#### [What is being asked]
Repeat the listing that follows exactly, please.

──────── Data records

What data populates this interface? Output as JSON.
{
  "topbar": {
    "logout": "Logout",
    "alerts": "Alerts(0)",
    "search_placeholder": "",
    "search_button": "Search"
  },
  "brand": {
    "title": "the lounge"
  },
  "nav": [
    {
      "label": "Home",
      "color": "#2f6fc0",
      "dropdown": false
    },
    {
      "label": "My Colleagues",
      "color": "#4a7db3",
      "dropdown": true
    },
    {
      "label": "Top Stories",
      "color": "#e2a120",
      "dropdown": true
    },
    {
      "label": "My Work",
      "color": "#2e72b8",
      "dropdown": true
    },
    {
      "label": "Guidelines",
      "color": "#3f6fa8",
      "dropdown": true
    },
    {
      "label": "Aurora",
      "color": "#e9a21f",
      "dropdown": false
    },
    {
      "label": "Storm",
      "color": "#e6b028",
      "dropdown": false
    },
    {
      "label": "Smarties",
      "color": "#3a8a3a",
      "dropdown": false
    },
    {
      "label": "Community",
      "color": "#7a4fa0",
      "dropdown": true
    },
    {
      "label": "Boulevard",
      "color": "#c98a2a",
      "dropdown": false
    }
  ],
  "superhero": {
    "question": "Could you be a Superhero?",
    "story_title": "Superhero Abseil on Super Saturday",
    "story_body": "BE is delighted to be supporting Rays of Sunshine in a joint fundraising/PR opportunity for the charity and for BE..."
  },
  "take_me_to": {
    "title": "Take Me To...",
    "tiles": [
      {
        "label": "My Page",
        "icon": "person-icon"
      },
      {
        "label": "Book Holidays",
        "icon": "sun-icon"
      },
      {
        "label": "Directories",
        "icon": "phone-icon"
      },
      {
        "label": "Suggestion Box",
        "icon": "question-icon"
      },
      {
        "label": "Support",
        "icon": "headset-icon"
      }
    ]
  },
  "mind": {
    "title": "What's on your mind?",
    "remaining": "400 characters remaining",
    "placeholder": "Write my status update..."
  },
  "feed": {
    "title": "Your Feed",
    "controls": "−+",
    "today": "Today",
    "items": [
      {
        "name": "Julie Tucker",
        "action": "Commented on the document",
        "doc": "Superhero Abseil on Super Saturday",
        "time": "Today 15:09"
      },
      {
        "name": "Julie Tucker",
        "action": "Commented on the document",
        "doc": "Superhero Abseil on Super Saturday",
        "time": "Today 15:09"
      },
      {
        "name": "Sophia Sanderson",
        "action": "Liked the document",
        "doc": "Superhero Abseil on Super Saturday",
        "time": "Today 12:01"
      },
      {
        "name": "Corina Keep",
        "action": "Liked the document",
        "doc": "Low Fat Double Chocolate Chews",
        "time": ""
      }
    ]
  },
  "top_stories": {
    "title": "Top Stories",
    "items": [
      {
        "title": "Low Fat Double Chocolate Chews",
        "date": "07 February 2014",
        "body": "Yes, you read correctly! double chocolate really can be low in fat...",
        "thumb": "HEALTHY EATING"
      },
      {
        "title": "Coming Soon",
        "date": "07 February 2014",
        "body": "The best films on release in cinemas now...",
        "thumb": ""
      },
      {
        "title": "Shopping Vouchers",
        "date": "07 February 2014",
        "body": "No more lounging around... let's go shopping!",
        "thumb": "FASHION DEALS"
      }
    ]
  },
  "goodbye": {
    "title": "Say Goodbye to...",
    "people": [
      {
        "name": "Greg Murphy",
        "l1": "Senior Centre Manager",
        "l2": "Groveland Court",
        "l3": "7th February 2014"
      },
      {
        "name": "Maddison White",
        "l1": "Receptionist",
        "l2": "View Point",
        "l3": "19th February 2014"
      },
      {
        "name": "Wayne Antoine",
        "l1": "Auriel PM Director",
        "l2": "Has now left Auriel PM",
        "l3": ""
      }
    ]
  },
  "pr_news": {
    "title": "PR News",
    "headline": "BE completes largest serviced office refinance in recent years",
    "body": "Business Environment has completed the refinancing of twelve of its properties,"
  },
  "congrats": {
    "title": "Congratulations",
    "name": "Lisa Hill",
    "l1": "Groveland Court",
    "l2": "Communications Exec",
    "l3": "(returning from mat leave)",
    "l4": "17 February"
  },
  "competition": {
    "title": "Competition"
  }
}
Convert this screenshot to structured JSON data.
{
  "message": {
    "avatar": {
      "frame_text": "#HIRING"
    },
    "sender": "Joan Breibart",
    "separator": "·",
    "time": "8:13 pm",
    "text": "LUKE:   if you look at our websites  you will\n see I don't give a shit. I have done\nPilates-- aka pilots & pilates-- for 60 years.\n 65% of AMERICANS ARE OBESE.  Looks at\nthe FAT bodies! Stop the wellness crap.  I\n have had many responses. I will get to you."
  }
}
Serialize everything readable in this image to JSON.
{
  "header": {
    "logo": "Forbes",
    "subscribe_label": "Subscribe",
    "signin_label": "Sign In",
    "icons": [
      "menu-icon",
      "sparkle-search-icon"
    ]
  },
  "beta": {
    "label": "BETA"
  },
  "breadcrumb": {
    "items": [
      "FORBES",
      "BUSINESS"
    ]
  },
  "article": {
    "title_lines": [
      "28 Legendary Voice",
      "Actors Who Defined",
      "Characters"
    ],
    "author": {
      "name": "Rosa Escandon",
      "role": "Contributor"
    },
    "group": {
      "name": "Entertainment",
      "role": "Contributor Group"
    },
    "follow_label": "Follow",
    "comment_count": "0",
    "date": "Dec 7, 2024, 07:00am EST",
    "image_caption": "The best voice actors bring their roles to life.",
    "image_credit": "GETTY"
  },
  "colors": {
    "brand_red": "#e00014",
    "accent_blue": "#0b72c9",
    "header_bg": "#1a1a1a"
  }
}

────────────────

#### [Answer for the task]
What data populates this interface? Output as JSON.
{
  "topbar": {
    "logout": "Logout",
    "alerts": "Alerts(0)",
    "search_placeholder": "",
    "search_button": "Search"
  },
  "brand": {
    "title": "the lounge"
  },
  "nav": [
    {
      "label": "Home",
      "color": "#2f6fc0",
      "dropdown": false
    },
    {
      "label": "My Colleagues",
      "color": "#4a7db3",
      "dropdown": true
    },
    {
      "label": "Top Stories",
      "color": "#e2a120",
      "dropdown": true
    },
    {
      "label": "My Work",
      "color": "#2e72b8",
      "dropdown": true
    },
    {
      "label": "Guidelines",
      "color": "#3f6fa8",
      "dropdown": true
    },
    {
      "label": "Aurora",
      "color": "#e9a21f",
      "dropdown": false
    },
    {
      "label": "Storm",
      "color": "#e6b028",
      "dropdown": false
    },
    {
      "label": "Smarties",
      "color": "#3a8a3a",
      "dropdown": false
    },
    {
      "label": "Community",
      "color": "#7a4fa0",
      "dropdown": true
    },
    {
      "label": "Boulevard",
      "color": "#c98a2a",
      "dropdown": false
    }
  ],
  "superhero": {
    "question": "Could you be a Superhero?",
    "story_title": "Superhero Abseil on Super Saturday",
    "story_body": "BE is delighted to be supporting Rays of Sunshine in a joint fundraising/PR opportunity for the charity and for BE..."
  },
  "take_me_to": {
    "title": "Take Me To...",
    "tiles": [
      {
        "label": "My Page",
        "icon": "person-icon"
      },
      {
        "label": "Book Holidays",
        "icon": "sun-icon"
      },
      {
        "label": "Directories",
        "icon": "phone-icon"
      },
      {
        "label": "Suggestion Box",
        "icon": "question-icon"
      },
      {
        "label": "Support",
        "icon": "headset-icon"
      }
    ]
  },
  "mind": {
    "title": "What's on your mind?",
    "remaining": "400 characters remaining",
    "placeholder": "Write my status update..."
  },
  "feed": {
    "title": "Your Feed",
    "controls": "−+",
    "today": "Today",
    "items": [
      {
        "name": "Julie Tucker",
        "action": "Commented on the document",
        "doc": "Superhero Abseil on Super Saturday",
        "time": "Today 15:09"
      },
      {
        "name": "Julie Tucker",
        "action": "Commented on the document",
        "doc": "Superhero Abseil on Super Saturday",
        "time": "Today 15:09"
      },
      {
        "name": "Sophia Sanderson",
        "action": "Liked the document",
        "doc": "Superhero Abseil on Super Saturday",
        "time": "Today 12:01"
      },
      {
        "name": "Corina Keep",
        "action": "Liked the document",
        "doc": "Low Fat Double Chocolate Chews",
        "time": ""
      }
    ]
  },
  "top_stories": {
    "title": "Top Stories",
    "items": [
      {
        "title": "Low Fat Double Chocolate Chews",
        "date": "07 February 2014",
        "body": "Yes, you read correctly! double chocolate really can be low in fat...",
        "thumb": "HEALTHY EATING"
      },
      {
        "title": "Coming Soon",
        "date": "07 February 2014",
        "body": "The best films on release in cinemas now...",
        "thumb": ""
      },
      {
        "title": "Shopping Vouchers",
        "date": "07 February 2014",
        "body": "No more lounging around... let's go shopping!",
        "thumb": "FASHION DEALS"
      }
    ]
  },
  "goodbye": {
    "title": "Say Goodbye to...",
    "people": [
      {
        "name": "Greg Murphy",
        "l1": "Senior Centre Manager",
        "l2": "Groveland Court",
        "l3": "7th February 2014"
      },
      {
        "name": "Maddison White",
        "l1": "Receptionist",
        "l2": "View Point",
        "l3": "19th February 2014"
      },
      {
        "name": "Wayne Antoine",
        "l1": "Auriel PM Director",
        "l2": "Has now left Auriel PM",
        "l3": ""
      }
    ]
  },
  "pr_news": {
    "title": "PR News",
    "headline": "BE completes largest serviced office refinance in recent years",
    "body": "Business Environment has completed the refinancing of twelve of its properties,"
  },
  "congrats": {
    "title": "Congratulations",
    "name": "Lisa Hill",
    "l1": "Groveland Court",
    "l2": "Communications Exec",
    "l3": "(returning from mat leave)",
    "l4": "17 February"
  },
  "competition": {
    "title": "Competition"
  }
}
Convert this screenshot to structured JSON data.
{
  "message": {
    "avatar": {
      "frame_text": "#HIRING"
    },
    "sender": "Joan Breibart",
    "separator": "·",
    "time": "8:13 pm",
    "text": "LUKE:   if you look at our websites  you will\n see I don't give a shit. I have done\nPilates-- aka pilots & pilates-- for 60 years.\n 65% of AMERICANS ARE OBESE.  Looks at\nthe FAT bodies! Stop the wellness crap.  I\n have had many responses. I will get to you."
  }
}
Serialize everything readable in this image to JSON.
{
  "header": {
    "logo": "Forbes",
    "subscribe_label": "Subscribe",
    "signin_label": "Sign In",
    "icons": [
      "menu-icon",
      "sparkle-search-icon"
    ]
  },
  "beta": {
    "label": "BETA"
  },
  "breadcrumb": {
    "items": [
      "FORBES",
      "BUSINESS"
    ]
  },
  "article": {
    "title_lines": [
      "28 Legendary Voice",
      "Actors Who Defined",
      "Characters"
    ],
    "author": {
      "name": "Rosa Escandon",
      "role": "Contributor"
    },
    "group": {
      "name": "Entertainment",
      "role": "Contributor Group"
    },
    "follow_label": "Follow",
    "comment_count": "0",
    "date": "Dec 7, 2024, 07:00am EST",
    "image_caption": "The best voice actors bring their roles to life.",
    "image_credit": "GETTY"
  },
  "colors": {
    "brand_red": "#e00014",
    "accent_blue": "#0b72c9",
    "header_bg": "#1a1a1a"
  }
}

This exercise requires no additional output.